Aviation commentator Irene King said she was not surprised the route was axed by Air New Zealand. “Interregional travel is extraordinarily tricky, so I'm not surprised it hasn't come back,” King said. The former Air New Zealand staffer has long believed the airline needed to rationalise its fleet by retiring its Q300s and instead having all ATRs for its turboprop fleet. That would have resulted in some regions being abandoned because some airports could not support planes bigger than the Q300. However, Covid-19 had changed the situation and Air New Zealand could not afford to buy any more new ATRs, on top of the 27 in operation, because it was so short of cash, she said. “I don't think they've got the financial capability to retire the fleet.” The Q300s owed the airline no money and were good aircraft for subregional routes, she said. “I suspect they are making a decision to keep on running it for as long as they possibly can.” She doubted the Hamilton-Palmerston North route would have been profitable from a point to point basis but airlines could “slice profit about four different ways”. “It would have been making a contribution to the network but it would have been at the margins.” She thought Origin should be able to make the route work. The one area it could have difficulty with would be if one of its aircraft was grounded due to maintenance, she said. Around 30 years ago Air New Zealand had a number of interregional routes, one of the most successful being Queenstown-Mt Cook-Christchurch, she said. "That was a massively profitable operation because it carried Japanese tourists almost exclusively. "It had almost its own clientele and it made an amazing contribution.” 
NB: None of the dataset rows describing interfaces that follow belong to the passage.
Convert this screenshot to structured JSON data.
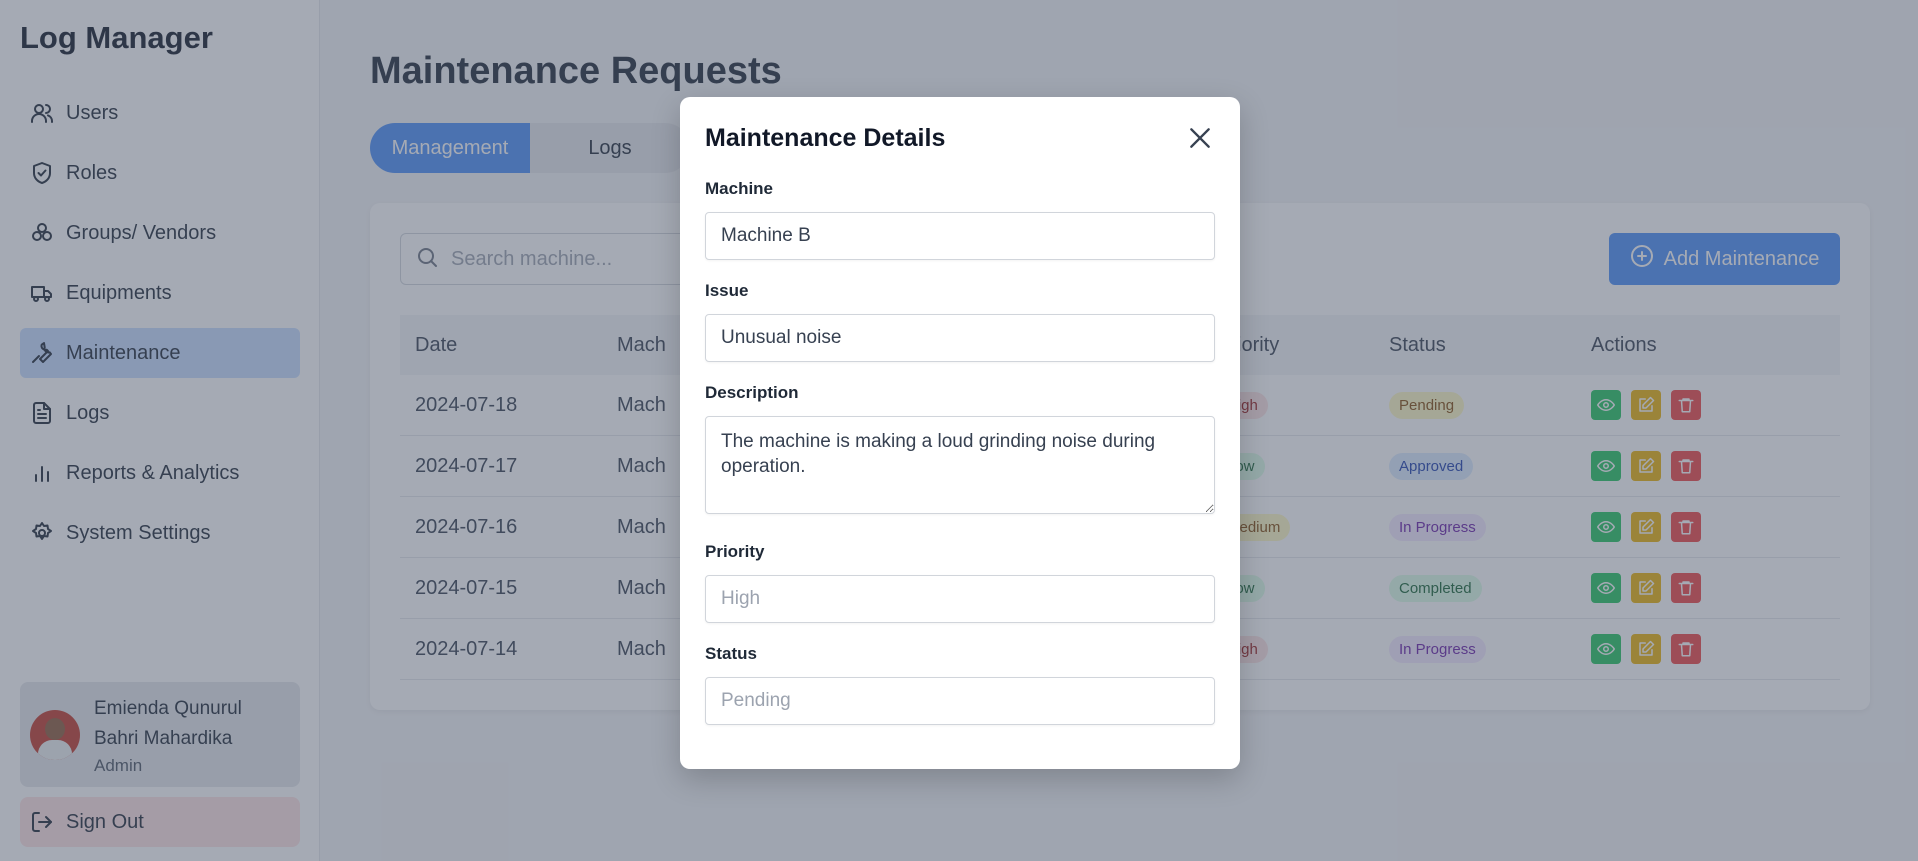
{
  "app": {
    "title": "Log Manager"
  },
  "sidebar": {
    "items": [
      {
        "label": "Users",
        "icon": "users-icon"
      },
      {
        "label": "Roles",
        "icon": "shield-icon"
      },
      {
        "label": "Groups/ Vendors",
        "icon": "groups-icon"
      },
      {
        "label": "Equipments",
        "icon": "truck-icon"
      },
      {
        "label": "Maintenance",
        "icon": "wrench-icon"
      },
      {
        "label": "Logs",
        "icon": "document-icon"
      },
      {
        "label": "Reports & Analytics",
        "icon": "chart-icon"
      },
      {
        "label": "System Settings",
        "icon": "gear-icon"
      }
    ],
    "active": "Maintenance",
    "user": {
      "name": "Emienda Qunurul Bahri Mahardika",
      "role": "Admin"
    },
    "signout_label": "Sign Out"
  },
  "main": {
    "title": "Maintenance Requests",
    "tabs": [
      {
        "label": "Management"
      },
      {
        "label": "Logs"
      }
    ],
    "search_placeholder": "Search machine...",
    "add_label": "Add Maintenance",
    "table": {
      "headers": {
        "date": "Date",
        "machine": "Mach",
        "priority": "Priority",
        "status": "Status",
        "actions": "Actions"
      },
      "rows": [
        {
          "date": "2024-07-18",
          "machine": "Mach",
          "priority": "High",
          "status": "Pending"
        },
        {
          "date": "2024-07-17",
          "machine": "Mach",
          "priority": "Low",
          "status": "Approved"
        },
        {
          "date": "2024-07-16",
          "machine": "Mach",
          "priority": "Medium",
          "status": "In Progress"
        },
        {
          "date": "2024-07-15",
          "machine": "Mach",
          "priority": "Low",
          "status": "Completed"
        },
        {
          "date": "2024-07-14",
          "machine": "Mach",
          "priority": "High",
          "status": "In Progress"
        }
      ]
    }
  },
  "modal": {
    "title": "Maintenance Details",
    "machine_label": "Machine",
    "machine_value": "Machine B",
    "issue_label": "Issue",
    "issue_value": "Unusual noise",
    "description_label": "Description",
    "description_value": "The machine is making a loud grinding noise during operation.",
    "priority_label": "Priority",
    "priority_placeholder": "High",
    "status_label": "Status",
    "status_placeholder": "Pending"
  },
  "colors": {
    "accent": "#4a8ef7",
    "active_nav": "#c7dcff",
    "signout_bg": "#fee2e2",
    "view": "#22c55e",
    "edit": "#eab308",
    "delete": "#ef4444"
  }
}
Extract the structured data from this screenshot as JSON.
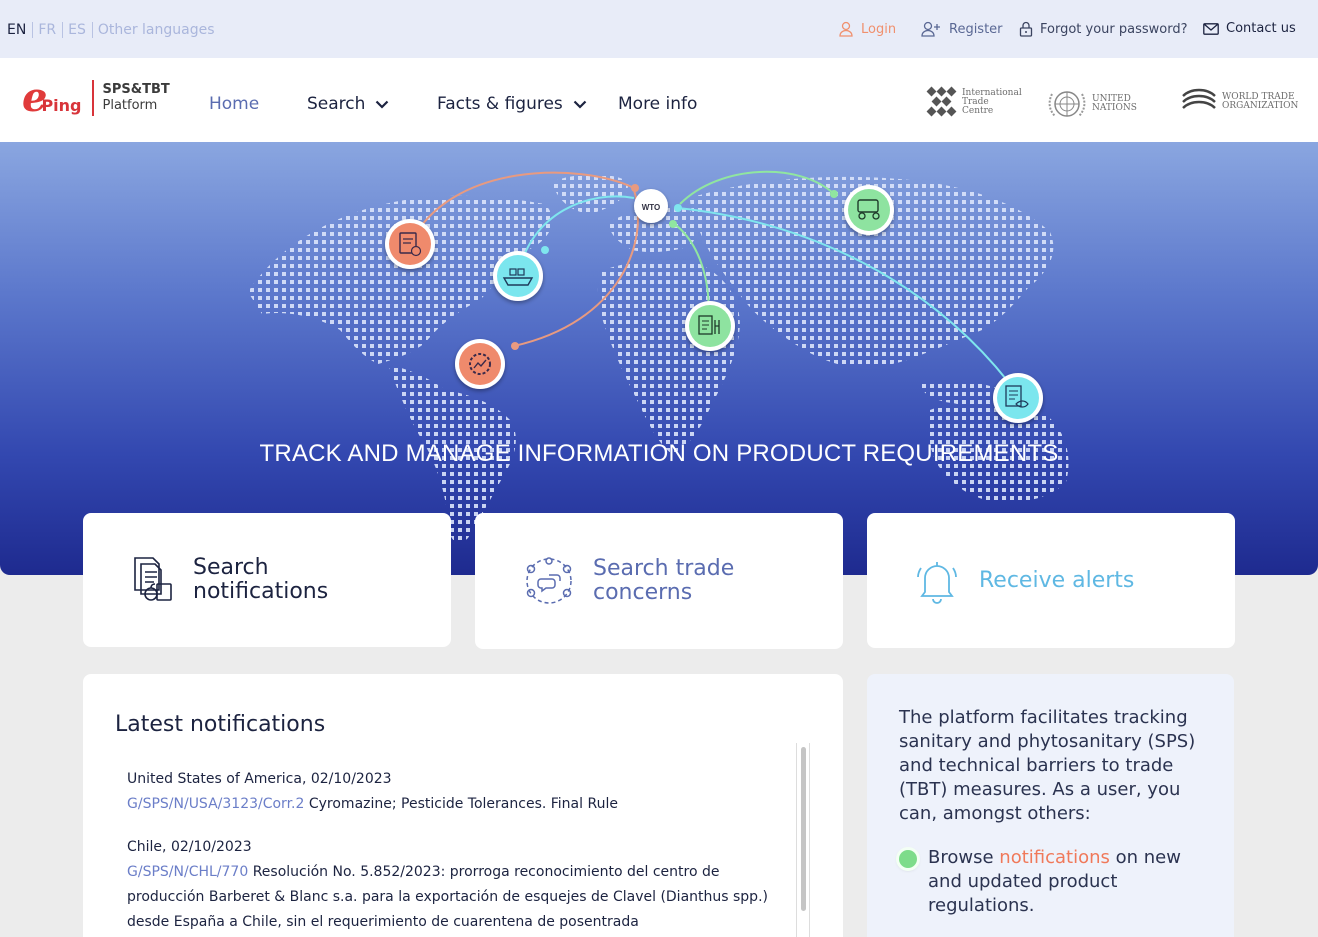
{
  "languages": [
    {
      "code": "EN",
      "active": true
    },
    {
      "code": "FR",
      "active": false
    },
    {
      "code": "ES",
      "active": false
    },
    {
      "code": "Other languages",
      "active": false
    }
  ],
  "utility": {
    "login": "Login",
    "register": "Register",
    "forgot": "Forgot your password?",
    "contact": "Contact us"
  },
  "logo": {
    "letter": "e",
    "name": "Ping",
    "line1": "SPS&TBT",
    "line2": "Platform"
  },
  "nav": {
    "home": "Home",
    "search": "Search",
    "facts": "Facts & figures",
    "more": "More info"
  },
  "partners": {
    "itc": [
      "International",
      "Trade",
      "Centre"
    ],
    "un": [
      "UNITED",
      "NATIONS"
    ],
    "wto": [
      "World Trade",
      "Organization"
    ]
  },
  "hero": {
    "hub_label": "WTO",
    "title": "TRACK AND MANAGE INFORMATION ON PRODUCT REQUIREMENTS"
  },
  "cards": {
    "search_notifications": [
      "Search",
      "notifications"
    ],
    "search_concerns": [
      "Search trade",
      "concerns"
    ],
    "receive_alerts": "Receive alerts"
  },
  "latest": {
    "title": "Latest notifications",
    "items": [
      {
        "header": "United States of America, 02/10/2023",
        "code": "G/SPS/N/USA/3123/Corr.2",
        "text": "Cyromazine; Pesticide Tolerances. Final Rule"
      },
      {
        "header": "Chile, 02/10/2023",
        "code": "G/SPS/N/CHL/770",
        "text": "Resolución No. 5.852/2023: prorroga reconocimiento del centro de producción Barberet & Blanc s.a. para la exportación de esquejes de Clavel (Dianthus spp.) desde España a Chile, sin el requerimiento de cuarentena de posentrada"
      }
    ]
  },
  "info": {
    "intro": "The platform facilitates tracking sanitary and phytosanitary (SPS) and technical barriers to trade (TBT) measures. As a user, you can, amongst others:",
    "bullet_pre": "Browse",
    "bullet_link": "notifications",
    "bullet_post": "on new and updated product regulations."
  },
  "colors": {
    "accent": "#5a6cb0",
    "login": "#f0906e",
    "alerts": "#5fb8e3",
    "brand_red": "#d8343a",
    "green_node": "#8ee3a0",
    "cyan_node": "#7be6ee",
    "orange_node": "#ef8a6c"
  },
  "icons": {
    "login": "user-icon",
    "register": "user-plus-icon",
    "forgot": "lock-icon",
    "contact": "envelope-icon",
    "card1": "documents-icon",
    "card2": "discussion-circle-icon",
    "card3": "bell-icon"
  }
}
I don't agree with all of this commentary above...

For my commentary see : http://3rdlevelnz.blogspot.com/2020/09/hamilton-palmerston-north-wellington.html

For a history of the Hamilton-Palmerston North route see: http://3rdlevelnz.blogspot.com/2020/09/the-death-of-air-new-zealands-last.html

Source : https://www.stuff.co.nz/business/industries/122895099/the-air-new-zealand-domestic-route-that-didnt-survive-covid19-lockdown

No comments:

Post a Comment